family’s home and their dai­ly lives are intri­cate and evoca­tive, imbu­ing the nov­el with a sense of mag­ic and won­der. Read­ers will find them­selves trans­port­ed into the minus­cule world of the bor­row­ers, delight­ing in the inge­nu­ity with which they repur­pose every­day objects and nav­i­gate their pre­car­i­ous exis­tence.

The illus­tra­tions by Beth and Joe Krush, which grace both the orig­i­nal and sub­se­quent edi­tions, add anoth­er lay­er of charm to the sto­ry. Their black-and-white draw­ings beau­ti­ful­ly cap­ture the spir­it of Norton’s text, pro­vid­ing visu­al cues that make the world of the bor­row­ers all the more tan­gi­ble. The atten­tion to detail in these illus­tra­tions is remark­able, allow­ing read­ers to ful­ly appre­ci­ate the clever ways in which bor­row­ers adapt their sur­round­ings to suit their needs.

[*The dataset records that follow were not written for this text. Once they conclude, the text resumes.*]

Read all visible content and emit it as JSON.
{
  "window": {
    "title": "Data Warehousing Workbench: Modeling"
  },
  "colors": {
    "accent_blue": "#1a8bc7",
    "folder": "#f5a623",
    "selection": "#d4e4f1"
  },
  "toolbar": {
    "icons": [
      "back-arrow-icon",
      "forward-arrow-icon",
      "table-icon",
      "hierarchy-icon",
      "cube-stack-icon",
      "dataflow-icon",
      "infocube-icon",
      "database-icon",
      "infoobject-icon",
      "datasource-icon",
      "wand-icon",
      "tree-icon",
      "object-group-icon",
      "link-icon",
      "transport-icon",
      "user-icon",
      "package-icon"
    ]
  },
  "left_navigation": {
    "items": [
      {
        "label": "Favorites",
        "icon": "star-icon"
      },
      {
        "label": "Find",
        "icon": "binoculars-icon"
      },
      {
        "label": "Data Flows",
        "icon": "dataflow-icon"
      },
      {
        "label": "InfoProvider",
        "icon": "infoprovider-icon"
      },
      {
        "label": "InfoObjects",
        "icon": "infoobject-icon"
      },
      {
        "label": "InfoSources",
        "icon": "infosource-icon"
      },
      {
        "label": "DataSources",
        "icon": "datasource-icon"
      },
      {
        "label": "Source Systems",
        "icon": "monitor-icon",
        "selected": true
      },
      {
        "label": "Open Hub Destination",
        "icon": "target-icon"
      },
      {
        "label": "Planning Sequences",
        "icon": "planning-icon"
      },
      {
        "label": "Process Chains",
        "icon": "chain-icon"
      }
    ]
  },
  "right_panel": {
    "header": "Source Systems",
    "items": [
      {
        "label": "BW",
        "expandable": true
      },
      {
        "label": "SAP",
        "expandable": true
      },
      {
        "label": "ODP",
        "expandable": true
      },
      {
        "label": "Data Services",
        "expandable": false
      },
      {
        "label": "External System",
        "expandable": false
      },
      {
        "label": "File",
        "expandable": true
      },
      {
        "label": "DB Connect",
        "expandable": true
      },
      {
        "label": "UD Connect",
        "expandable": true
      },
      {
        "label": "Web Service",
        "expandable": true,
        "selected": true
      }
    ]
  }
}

The Bor­row­ers is not with­out its dark­er moments, how­ev­er. The sense of impend­ing dan­ger that looms over the Clock fam­i­ly is pal­pa­ble, as they grap­ple with the poten­tial dis­cov­ery of their secret world. Nor­ton does not shy away from the harsh real­i­ties that the bor­row­ers face, and her depic­tions of the tri­als and tribu­la­tions they encounter lend the sto­ry depth and emo­tion­al res­o­nance. The nov­el serves as a reminder that the world can be a cru­el and unfor­giv­ing place, even for those who inhab­it the fringes of our own lives.

Despite the chal­lenges they face, the Clock family’s resilience and resource­ful­ness are inspir­ing. Nor­ton adept­ly con­veys the strength of the bonds that unite the fam­i­ly, as well as the pow­er of friend­ship to tran­scend the bound­aries of size, cul­ture, and cir­cum­stance. These themes are woven through­out the nar­ra­tive, cul­mi­nat­ing in a finale that is both heart-warm­ing and thought-pro­vok­ing.

In con­clu­sion, Mary Norton’s The Bor­row­ers is a time­less tale that con­tin­ues to enchant and cap­ti­vate read­ers of all ages. Its rich­ly detailed world, engag­ing char­ac­ters, and explo­ration of themes such as curios­i­ty, friend­ship, and the del­i­cate bal­ance between the world of bor­row­ers and humans make it a clas­sic work of children’s lit­er­a­ture. It serves as a pow­er­ful reminder that even the small­est lives have val­ue and that the unseen worlds around us may be far more com­plex and mag­i­cal than we ever imag­ined.

Over the years, The Bor­row­ers has inspired a suc­cess­ful film adap­ta­tion, sequels, and count­less young read­ers to seek out the hid­den won­ders in their own lives. It is a tes­ta­ment to Norton’s sto­ry­telling prowess that her nov­el remains a beloved trea­sure, more than sev­en decades after its ini­tial pub­li­ca­tion. This enchant­i­ng tale is a must-read for any­one who has ever won­dered about the secret lives of the tiny peo­ple who might just be liv­ing right under our floor­boards.

📚 Cross-pub­lished to my Goodreads.

Gepubliceerd door Stijn Vogels

Natural born probleemoplosser met een oog voor usability, design, trends en details. Professioneel bezig met letterwoorden als SEO, SEA, SMO, DIY en CYA.